━━━━━ Records for this task ━━━━━

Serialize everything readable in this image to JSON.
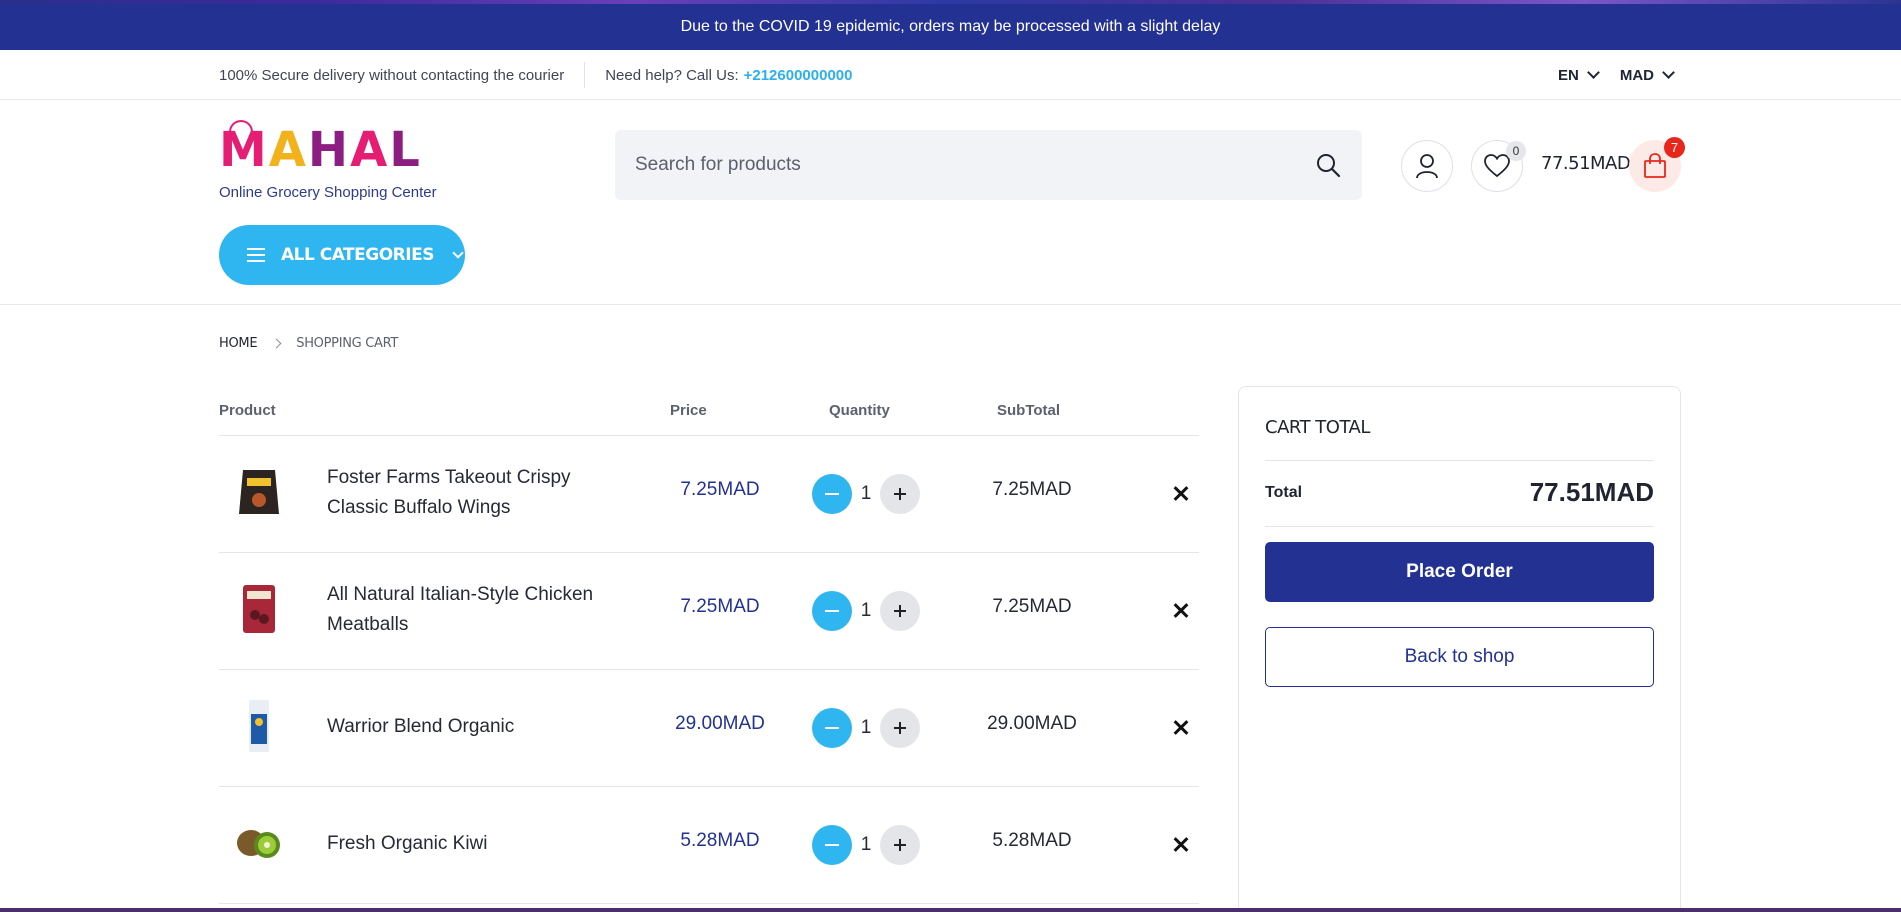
{
  "announcement": "Due to the COVID 19 epidemic, orders may be processed with a slight delay",
  "infobar": {
    "delivery_text": "100% Secure delivery without contacting the courier",
    "help_text": "Need help? Call Us:",
    "phone": "+212600000000",
    "language": "EN",
    "currency": "MAD"
  },
  "header": {
    "logo_letters": [
      "M",
      "A",
      "H",
      "A",
      "L"
    ],
    "logo_tagline": "Online Grocery Shopping Center",
    "categories_label": "ALL CATEGORIES",
    "search_placeholder": "Search for products",
    "wishlist_count": "0",
    "cart_total": "77.51MAD",
    "cart_count": "7"
  },
  "breadcrumb": {
    "home": "HOME",
    "current": "SHOPPING CART"
  },
  "table": {
    "headers": {
      "product": "Product",
      "price": "Price",
      "quantity": "Quantity",
      "subtotal": "SubTotal"
    },
    "rows": [
      {
        "name_line1": "Foster Farms Takeout Crispy",
        "name_line2": "Classic Buffalo Wings",
        "price": "7.25MAD",
        "qty": "1",
        "subtotal": "7.25MAD",
        "thumb_color": "#2b2420"
      },
      {
        "name_line1": "All Natural Italian-Style Chicken",
        "name_line2": "Meatballs",
        "price": "7.25MAD",
        "qty": "1",
        "subtotal": "7.25MAD",
        "thumb_color": "#a8283a"
      },
      {
        "name_line1": "Warrior Blend Organic",
        "name_line2": "",
        "price": "29.00MAD",
        "qty": "1",
        "subtotal": "29.00MAD",
        "thumb_color": "#1e5aa8"
      },
      {
        "name_line1": "Fresh Organic Kiwi",
        "name_line2": "",
        "price": "5.28MAD",
        "qty": "1",
        "subtotal": "5.28MAD",
        "thumb_color": "#7a5a2a"
      }
    ]
  },
  "cart_box": {
    "title": "CART TOTAL",
    "total_label": "Total",
    "total_value": "77.51MAD",
    "place_order": "Place Order",
    "back_to_shop": "Back to shop"
  },
  "colors": {
    "brand_navy": "#233192",
    "accent_blue": "#2fb5ef",
    "badge_red": "#e8271a"
  }
}
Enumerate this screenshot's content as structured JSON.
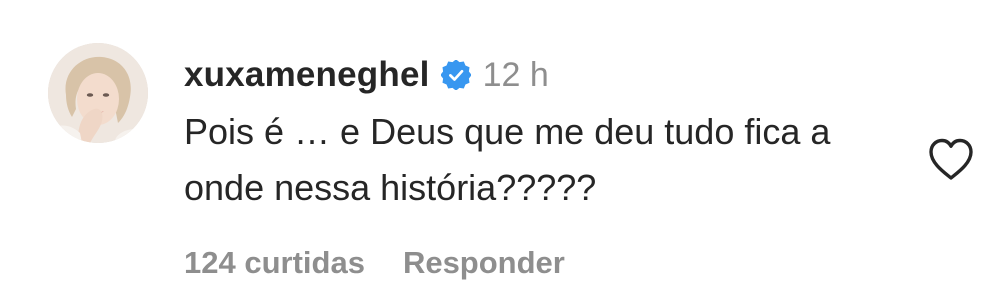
{
  "comment": {
    "username": "xuxameneghel",
    "verified": true,
    "timestamp": "12 h",
    "text": "Pois é … e Deus que me deu tudo fica a onde nessa história?????",
    "likes_label": "124 curtidas",
    "reply_label": "Responder"
  },
  "icons": {
    "avatar": "profile-photo",
    "verified": "verified-badge-icon",
    "like": "heart-outline-icon"
  },
  "colors": {
    "primary_text": "#262626",
    "secondary_text": "#8e8e8e",
    "verified_blue": "#3897f0",
    "background": "#ffffff"
  }
}
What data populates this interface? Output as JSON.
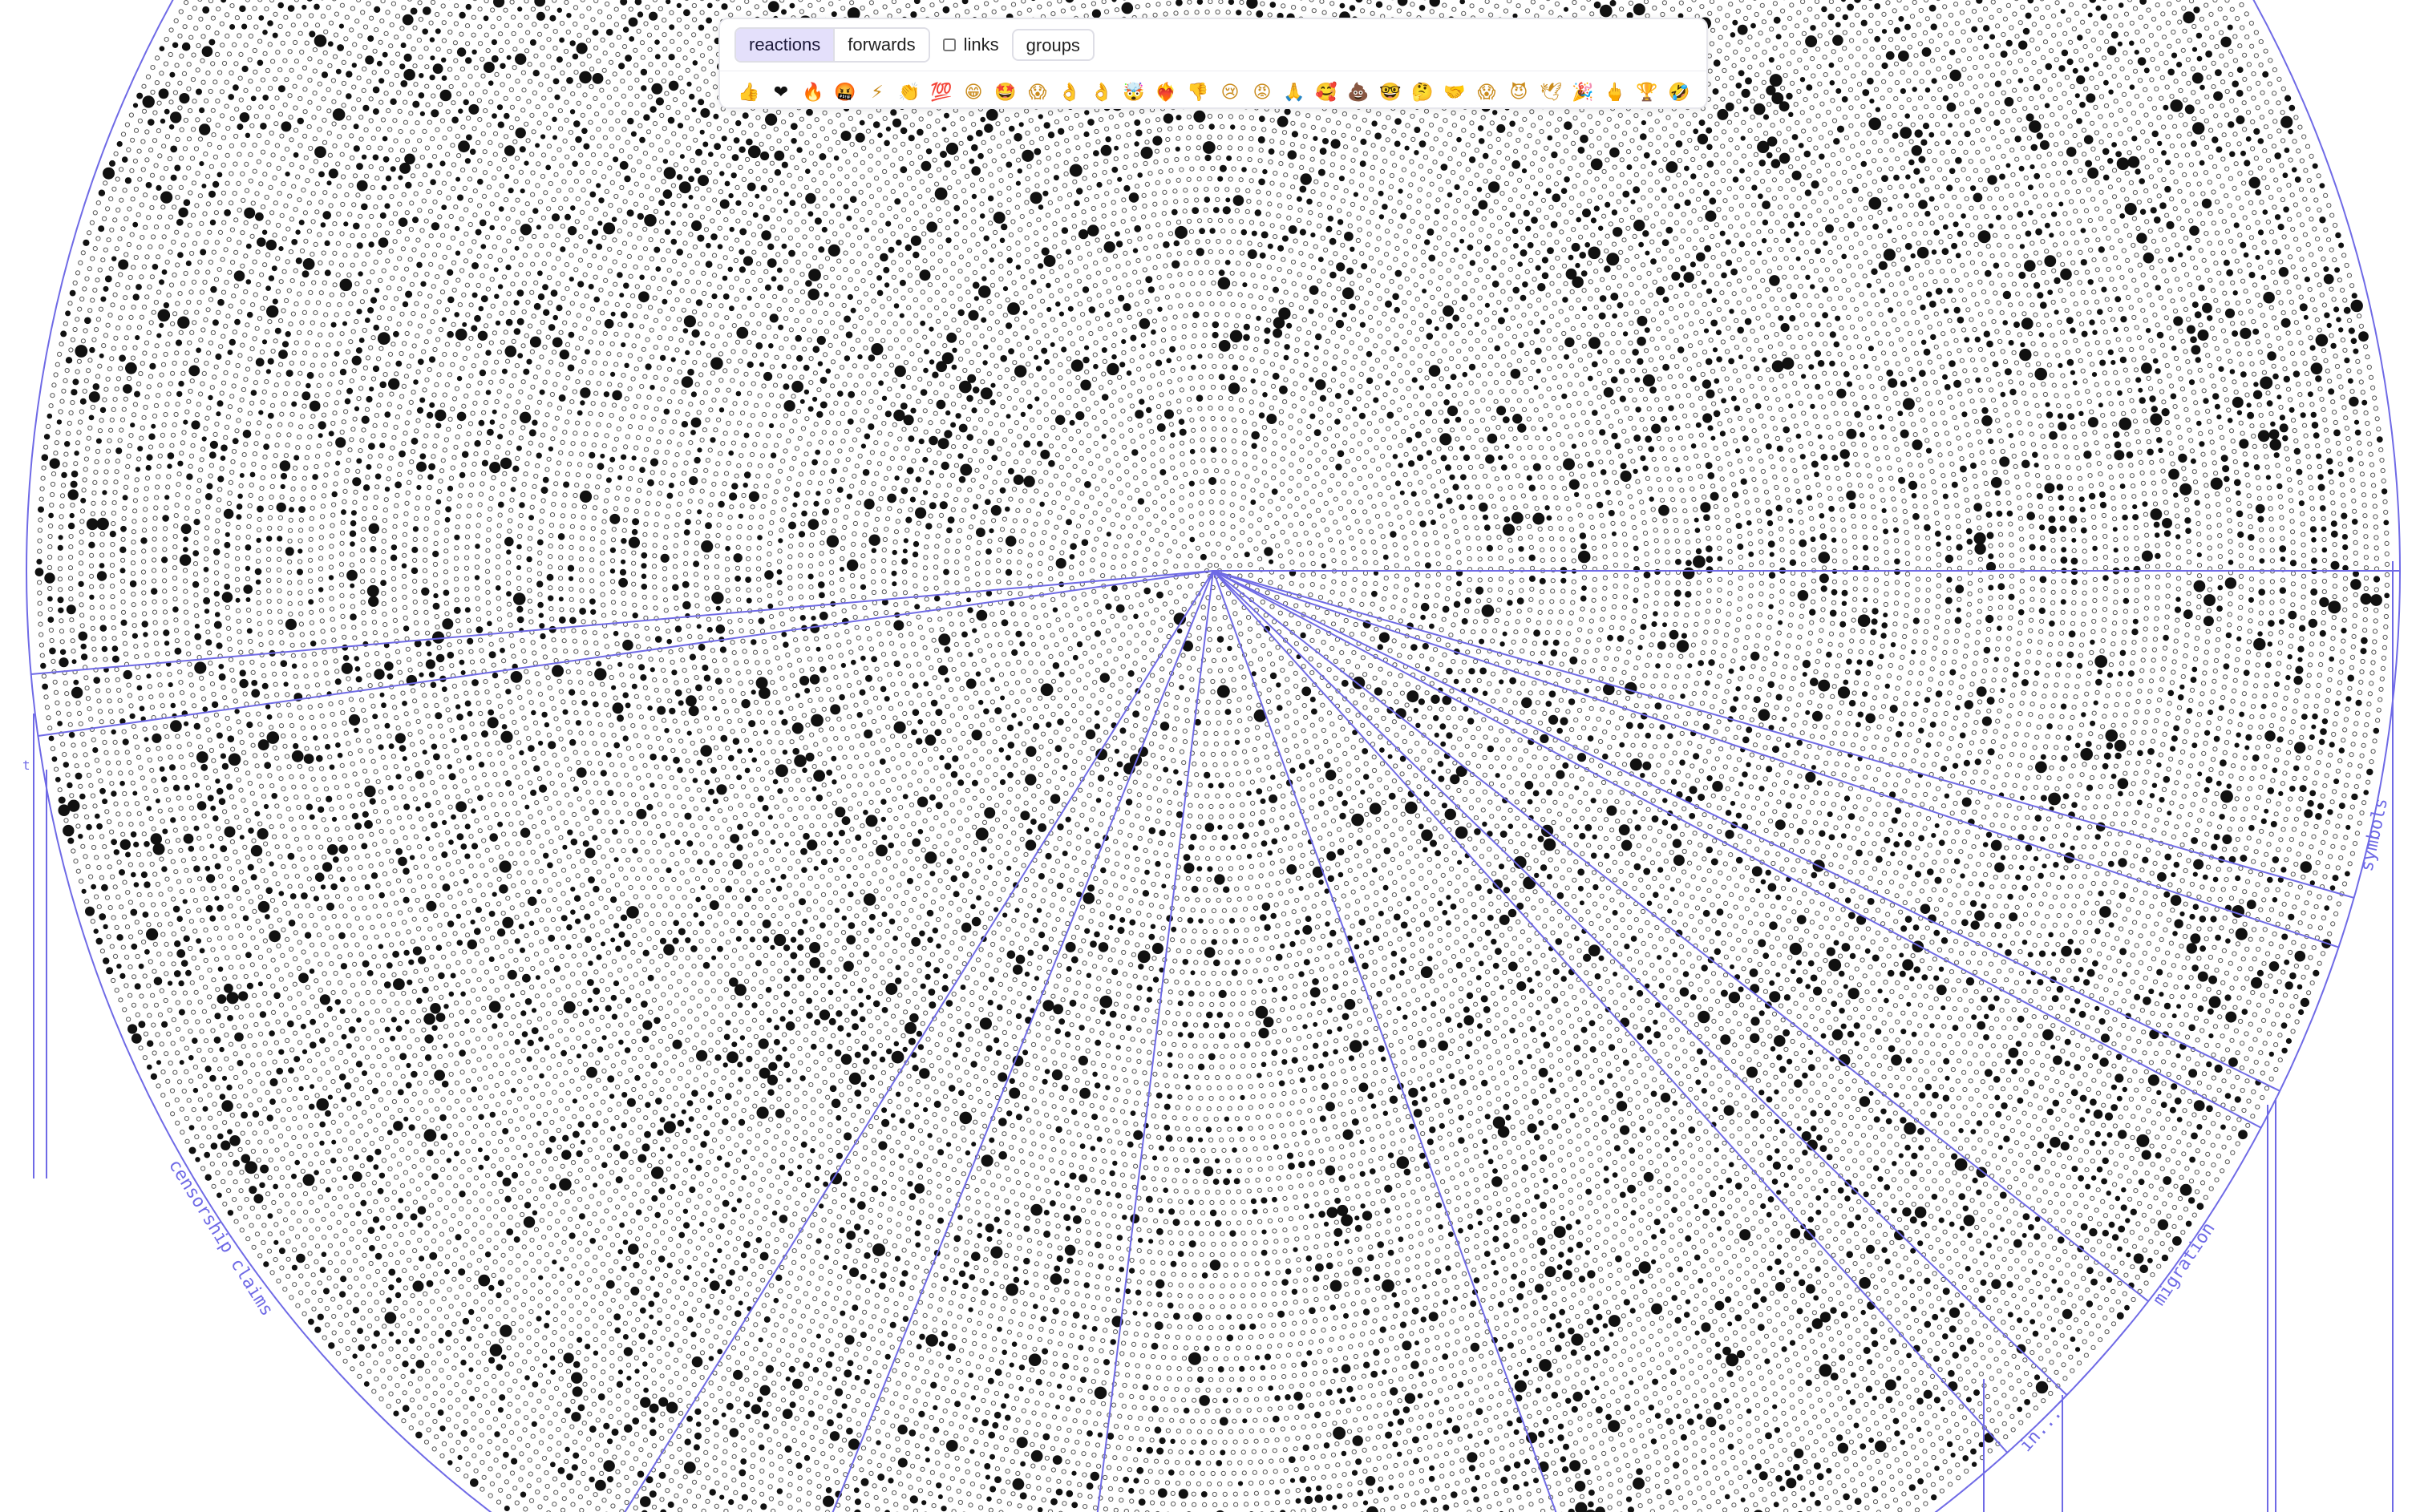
{
  "toolbar": {
    "tabs": [
      {
        "label": "reactions",
        "active": true
      },
      {
        "label": "forwards",
        "active": false
      }
    ],
    "links_checkbox": {
      "label": "links",
      "checked": false
    },
    "groups_button": {
      "label": "groups"
    },
    "emoji_filters": [
      "👍",
      "❤",
      "🔥",
      "🤬",
      "⚡",
      "👏",
      "💯",
      "😁",
      "🤩",
      "😱",
      "👌",
      "👌",
      "🤯",
      "❤️‍🔥",
      "👎",
      "😢",
      "😡",
      "🙏",
      "🥰",
      "💩",
      "🤓",
      "🤔",
      "🤝",
      "😱",
      "😈",
      "🕊",
      "🎉",
      "🖕",
      "🏆",
      "🤣"
    ],
    "selected_emoji_index": 1
  },
  "visualization": {
    "accent_color": "#6f6ae6",
    "dot_color": "#111111",
    "segment_labels": [
      "censorship claims",
      "symbols",
      "migration",
      "in...",
      "t"
    ]
  }
}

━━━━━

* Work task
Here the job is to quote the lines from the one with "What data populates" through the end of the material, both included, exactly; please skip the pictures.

* Answer
What data populates this interface? Output as JSON.
{
  "toolbar": {
    "tabs": [
      {
        "label": "reactions",
        "active": true
      },
      {
        "label": "forwards",
        "active": false
      }
    ],
    "links_checkbox": {
      "label": "links",
      "checked": false
    },
    "groups_button": {
      "label": "groups"
    },
    "emoji_filters": [
      "👍",
      "❤",
      "🔥",
      "🤬",
      "⚡",
      "👏",
      "💯",
      "😁",
      "🤩",
      "😱",
      "👌",
      "👌",
      "🤯",
      "❤️‍🔥",
      "👎",
      "😢",
      "😡",
      "🙏",
      "🥰",
      "💩",
      "🤓",
      "🤔",
      "🤝",
      "😱",
      "😈",
      "🕊",
      "🎉",
      "🖕",
      "🏆",
      "🤣"
    ],
    "selected_emoji_index": 1
  },
  "visualization": {
    "accent_color": "#6f6ae6",
    "dot_color": "#111111",
    "segment_labels": [
      "censorship claims",
      "symbols",
      "migration",
      "in...",
      "t"
    ]
  }
}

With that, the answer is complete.